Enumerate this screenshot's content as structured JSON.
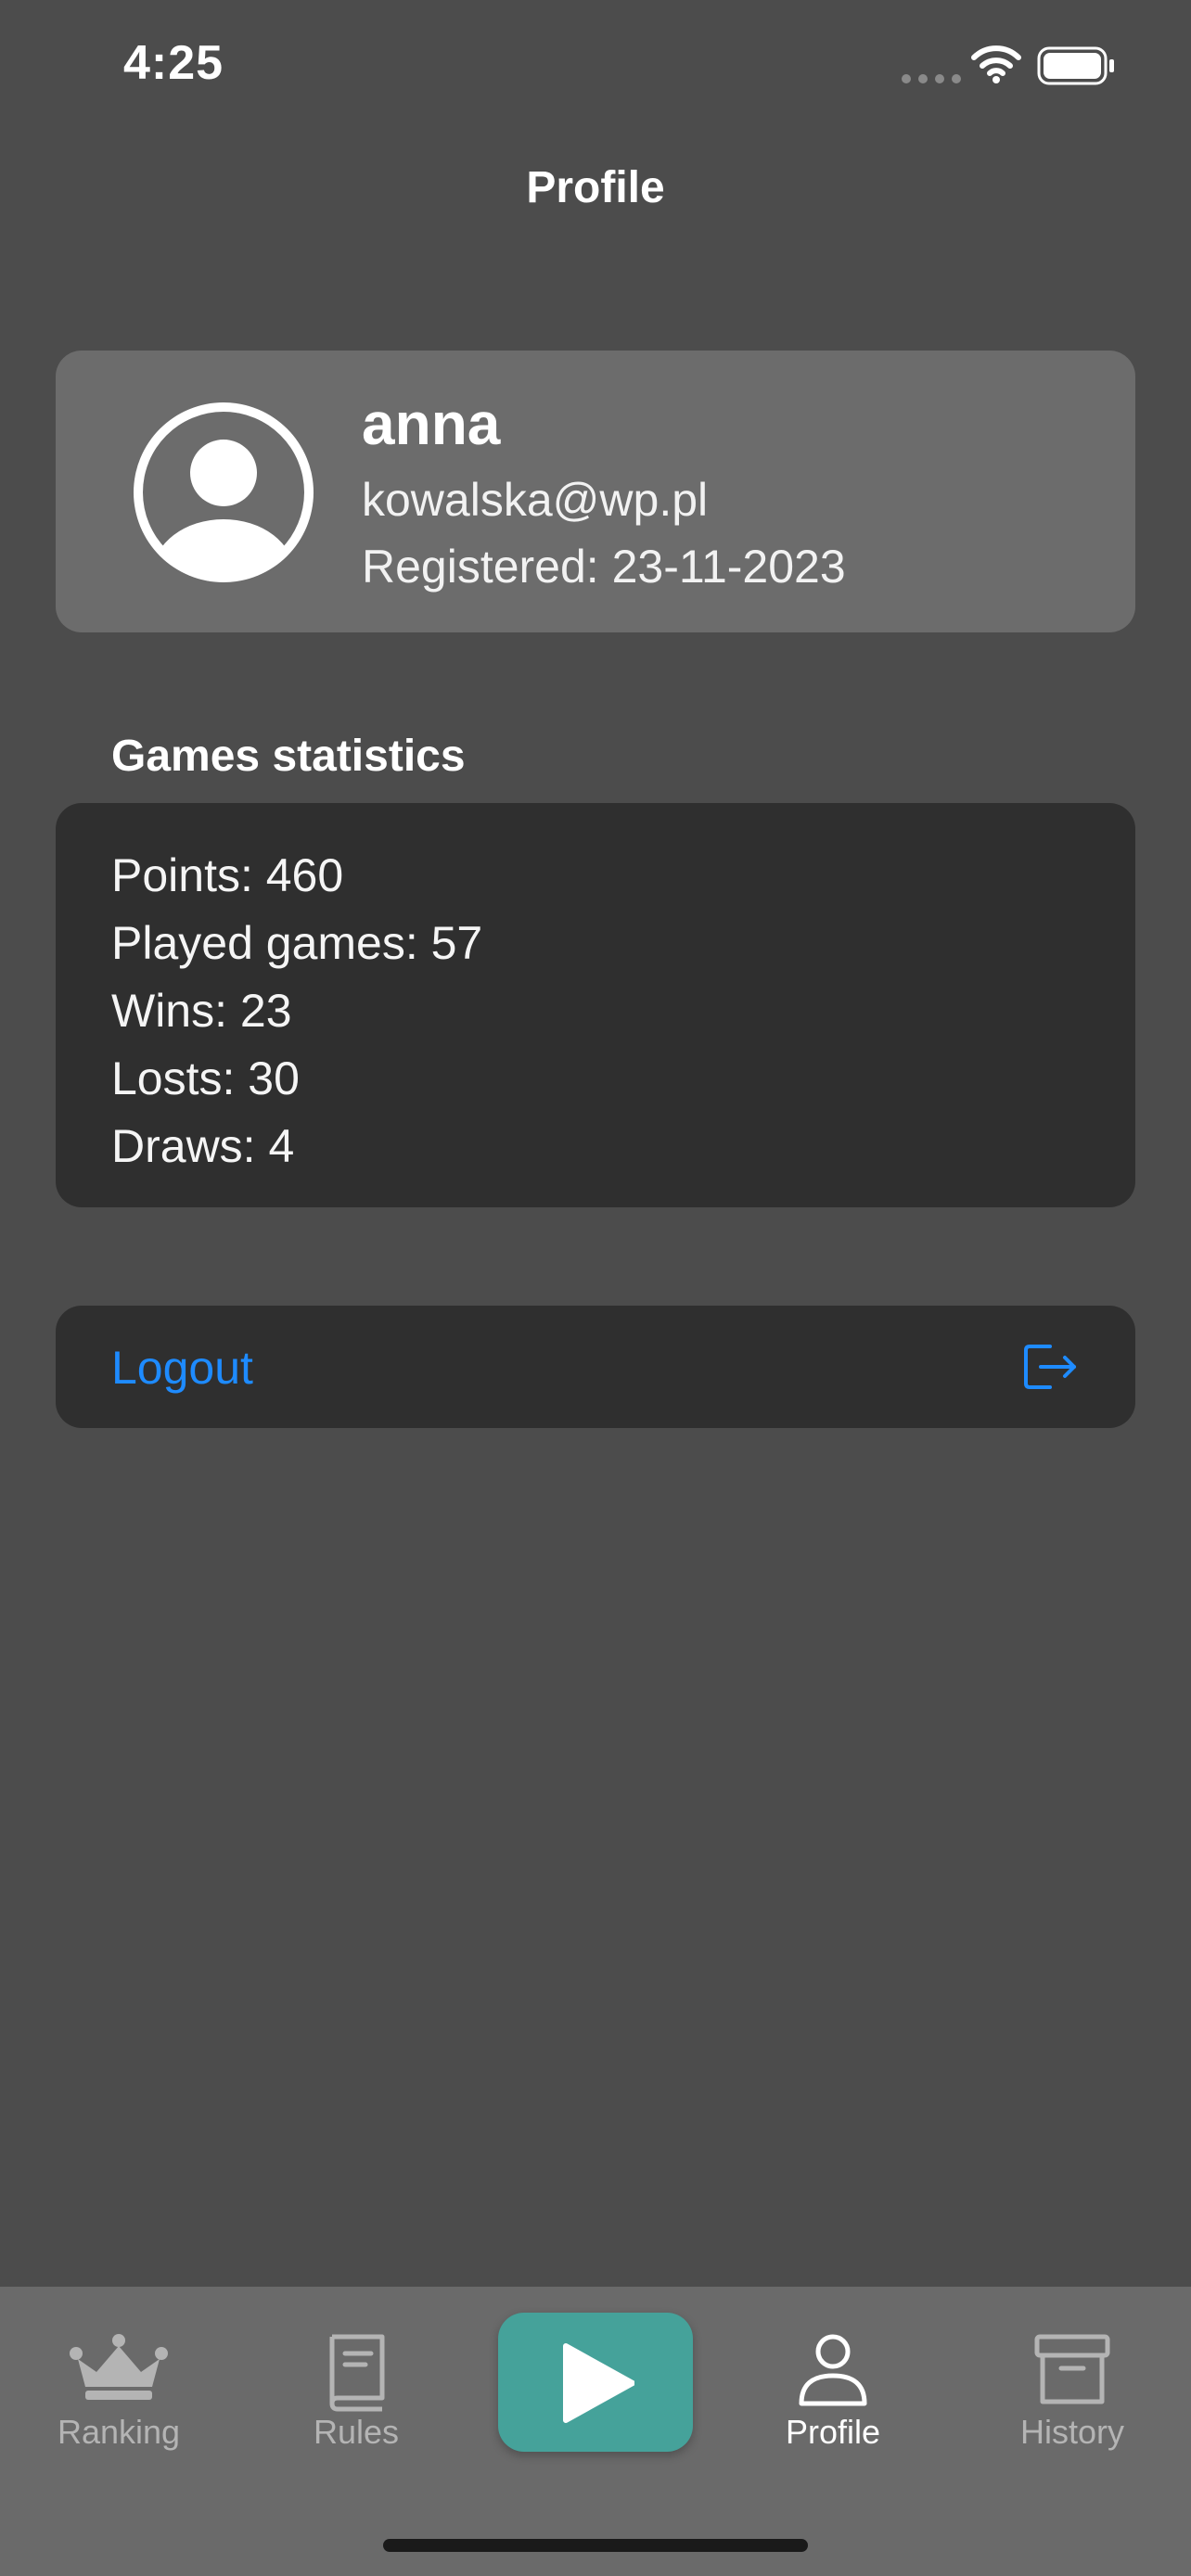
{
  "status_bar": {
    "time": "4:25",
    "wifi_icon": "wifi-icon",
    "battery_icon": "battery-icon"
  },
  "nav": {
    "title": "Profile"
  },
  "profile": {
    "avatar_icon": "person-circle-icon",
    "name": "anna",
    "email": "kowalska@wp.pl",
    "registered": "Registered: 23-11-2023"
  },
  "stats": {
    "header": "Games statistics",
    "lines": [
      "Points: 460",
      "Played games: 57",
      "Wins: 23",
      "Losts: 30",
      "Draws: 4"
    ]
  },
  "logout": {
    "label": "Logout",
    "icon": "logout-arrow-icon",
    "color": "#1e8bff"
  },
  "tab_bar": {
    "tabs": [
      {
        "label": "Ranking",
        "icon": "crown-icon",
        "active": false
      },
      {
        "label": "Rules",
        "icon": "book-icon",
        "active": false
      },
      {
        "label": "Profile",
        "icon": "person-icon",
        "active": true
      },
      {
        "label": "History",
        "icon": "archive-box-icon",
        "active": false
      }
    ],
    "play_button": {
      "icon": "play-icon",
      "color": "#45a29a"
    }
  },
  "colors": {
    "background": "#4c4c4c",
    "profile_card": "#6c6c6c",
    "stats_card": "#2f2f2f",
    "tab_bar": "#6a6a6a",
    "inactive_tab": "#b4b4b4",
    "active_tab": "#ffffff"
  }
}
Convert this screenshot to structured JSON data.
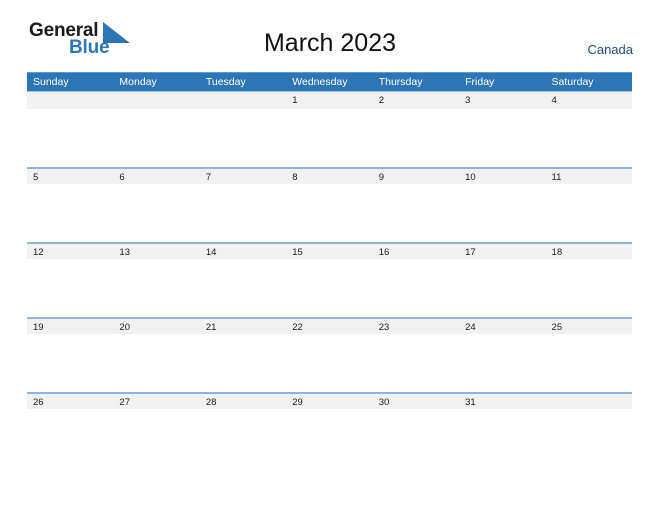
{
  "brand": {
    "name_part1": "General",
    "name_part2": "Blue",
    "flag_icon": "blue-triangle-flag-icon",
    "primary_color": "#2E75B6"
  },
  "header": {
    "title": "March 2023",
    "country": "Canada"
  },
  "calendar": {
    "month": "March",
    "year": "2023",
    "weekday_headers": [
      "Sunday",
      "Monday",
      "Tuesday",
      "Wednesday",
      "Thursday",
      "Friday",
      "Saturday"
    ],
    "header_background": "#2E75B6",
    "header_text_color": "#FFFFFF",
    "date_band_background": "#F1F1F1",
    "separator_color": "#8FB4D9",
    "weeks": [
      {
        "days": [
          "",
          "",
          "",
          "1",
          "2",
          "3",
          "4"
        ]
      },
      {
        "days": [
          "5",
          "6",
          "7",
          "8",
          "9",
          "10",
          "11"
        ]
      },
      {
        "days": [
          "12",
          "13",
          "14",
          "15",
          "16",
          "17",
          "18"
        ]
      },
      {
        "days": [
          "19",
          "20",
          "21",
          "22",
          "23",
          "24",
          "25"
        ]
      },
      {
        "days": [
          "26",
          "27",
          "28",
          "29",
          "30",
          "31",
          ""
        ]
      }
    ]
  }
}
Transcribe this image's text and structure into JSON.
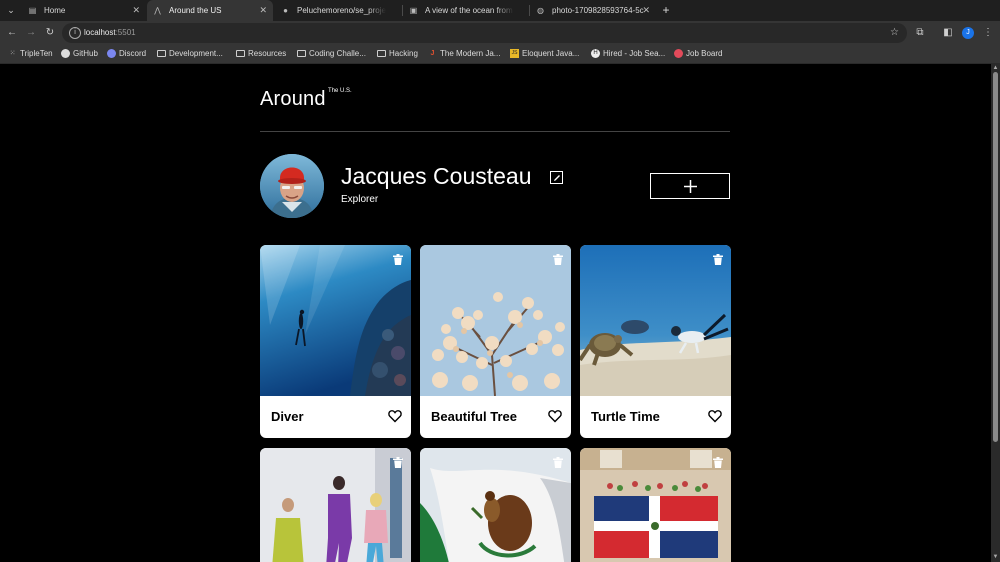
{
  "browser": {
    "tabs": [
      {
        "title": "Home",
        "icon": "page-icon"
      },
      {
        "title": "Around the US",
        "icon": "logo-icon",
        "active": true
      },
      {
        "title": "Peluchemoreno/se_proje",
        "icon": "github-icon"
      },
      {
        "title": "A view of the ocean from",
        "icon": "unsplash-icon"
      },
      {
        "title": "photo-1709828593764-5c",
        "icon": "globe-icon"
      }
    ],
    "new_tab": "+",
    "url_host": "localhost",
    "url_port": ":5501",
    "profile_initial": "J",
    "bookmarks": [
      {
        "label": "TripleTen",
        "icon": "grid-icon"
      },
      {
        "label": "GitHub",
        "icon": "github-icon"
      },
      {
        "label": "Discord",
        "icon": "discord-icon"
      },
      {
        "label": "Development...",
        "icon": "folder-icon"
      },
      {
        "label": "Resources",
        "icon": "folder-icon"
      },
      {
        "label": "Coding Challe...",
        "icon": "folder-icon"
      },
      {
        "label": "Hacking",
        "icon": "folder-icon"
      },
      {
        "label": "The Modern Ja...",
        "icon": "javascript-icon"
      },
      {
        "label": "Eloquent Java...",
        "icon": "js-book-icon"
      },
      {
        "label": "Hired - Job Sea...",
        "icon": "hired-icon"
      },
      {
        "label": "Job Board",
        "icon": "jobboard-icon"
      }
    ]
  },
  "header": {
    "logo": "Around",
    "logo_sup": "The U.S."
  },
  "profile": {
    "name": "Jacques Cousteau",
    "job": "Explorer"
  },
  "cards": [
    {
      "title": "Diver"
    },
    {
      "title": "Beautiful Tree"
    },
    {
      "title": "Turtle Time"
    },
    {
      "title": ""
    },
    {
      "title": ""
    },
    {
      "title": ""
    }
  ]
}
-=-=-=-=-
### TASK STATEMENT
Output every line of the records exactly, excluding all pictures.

### TASK OUTPUT
Enumerate this screenshot's content as structured JSON.
{
  "status_bar": {
    "time": "4:25",
    "wifi_icon": "wifi-icon",
    "battery_icon": "battery-icon"
  },
  "nav": {
    "title": "Profile"
  },
  "profile": {
    "avatar_icon": "person-circle-icon",
    "name": "anna",
    "email": "kowalska@wp.pl",
    "registered": "Registered: 23-11-2023"
  },
  "stats": {
    "header": "Games statistics",
    "lines": [
      "Points: 460",
      "Played games: 57",
      "Wins: 23",
      "Losts: 30",
      "Draws: 4"
    ]
  },
  "logout": {
    "label": "Logout",
    "icon": "logout-arrow-icon",
    "color": "#1e8bff"
  },
  "tab_bar": {
    "tabs": [
      {
        "label": "Ranking",
        "icon": "crown-icon",
        "active": false
      },
      {
        "label": "Rules",
        "icon": "book-icon",
        "active": false
      },
      {
        "label": "Profile",
        "icon": "person-icon",
        "active": true
      },
      {
        "label": "History",
        "icon": "archive-box-icon",
        "active": false
      }
    ],
    "play_button": {
      "icon": "play-icon",
      "color": "#45a29a"
    }
  },
  "colors": {
    "background": "#4c4c4c",
    "profile_card": "#6c6c6c",
    "stats_card": "#2f2f2f",
    "tab_bar": "#6a6a6a",
    "inactive_tab": "#b4b4b4",
    "active_tab": "#ffffff"
  }
}
Convert this screenshot to structured JSON data.
{
  "brand": {
    "name_part1": "General",
    "name_part2": "Blue",
    "flag_icon": "blue-triangle-flag-icon",
    "primary_color": "#2E75B6"
  },
  "header": {
    "title": "March 2023",
    "country": "Canada"
  },
  "calendar": {
    "month": "March",
    "year": "2023",
    "weekday_headers": [
      "Sunday",
      "Monday",
      "Tuesday",
      "Wednesday",
      "Thursday",
      "Friday",
      "Saturday"
    ],
    "header_background": "#2E75B6",
    "header_text_color": "#FFFFFF",
    "date_band_background": "#F1F1F1",
    "separator_color": "#8FB4D9",
    "weeks": [
      {
        "days": [
          "",
          "",
          "",
          "1",
          "2",
          "3",
          "4"
        ]
      },
      {
        "days": [
          "5",
          "6",
          "7",
          "8",
          "9",
          "10",
          "11"
        ]
      },
      {
        "days": [
          "12",
          "13",
          "14",
          "15",
          "16",
          "17",
          "18"
        ]
      },
      {
        "days": [
          "19",
          "20",
          "21",
          "22",
          "23",
          "24",
          "25"
        ]
      },
      {
        "days": [
          "26",
          "27",
          "28",
          "29",
          "30",
          "31",
          ""
        ]
      }
    ]
  }
}
Transcribe this image's text and structure into JSON.
{
  "browser": {
    "tabs": [
      {
        "title": "Home",
        "icon": "page-icon"
      },
      {
        "title": "Around the US",
        "icon": "logo-icon",
        "active": true
      },
      {
        "title": "Peluchemoreno/se_proje",
        "icon": "github-icon"
      },
      {
        "title": "A view of the ocean from",
        "icon": "unsplash-icon"
      },
      {
        "title": "photo-1709828593764-5c",
        "icon": "globe-icon"
      }
    ],
    "new_tab": "+",
    "url_host": "localhost",
    "url_port": ":5501",
    "profile_initial": "J",
    "bookmarks": [
      {
        "label": "TripleTen",
        "icon": "grid-icon"
      },
      {
        "label": "GitHub",
        "icon": "github-icon"
      },
      {
        "label": "Discord",
        "icon": "discord-icon"
      },
      {
        "label": "Development...",
        "icon": "folder-icon"
      },
      {
        "label": "Resources",
        "icon": "folder-icon"
      },
      {
        "label": "Coding Challe...",
        "icon": "folder-icon"
      },
      {
        "label": "Hacking",
        "icon": "folder-icon"
      },
      {
        "label": "The Modern Ja...",
        "icon": "javascript-icon"
      },
      {
        "label": "Eloquent Java...",
        "icon": "js-book-icon"
      },
      {
        "label": "Hired - Job Sea...",
        "icon": "hired-icon"
      },
      {
        "label": "Job Board",
        "icon": "jobboard-icon"
      }
    ]
  },
  "header": {
    "logo": "Around",
    "logo_sup": "The U.S."
  },
  "profile": {
    "name": "Jacques Cousteau",
    "job": "Explorer"
  },
  "cards": [
    {
      "title": "Diver"
    },
    {
      "title": "Beautiful Tree"
    },
    {
      "title": "Turtle Time"
    },
    {
      "title": ""
    },
    {
      "title": ""
    },
    {
      "title": ""
    }
  ]
}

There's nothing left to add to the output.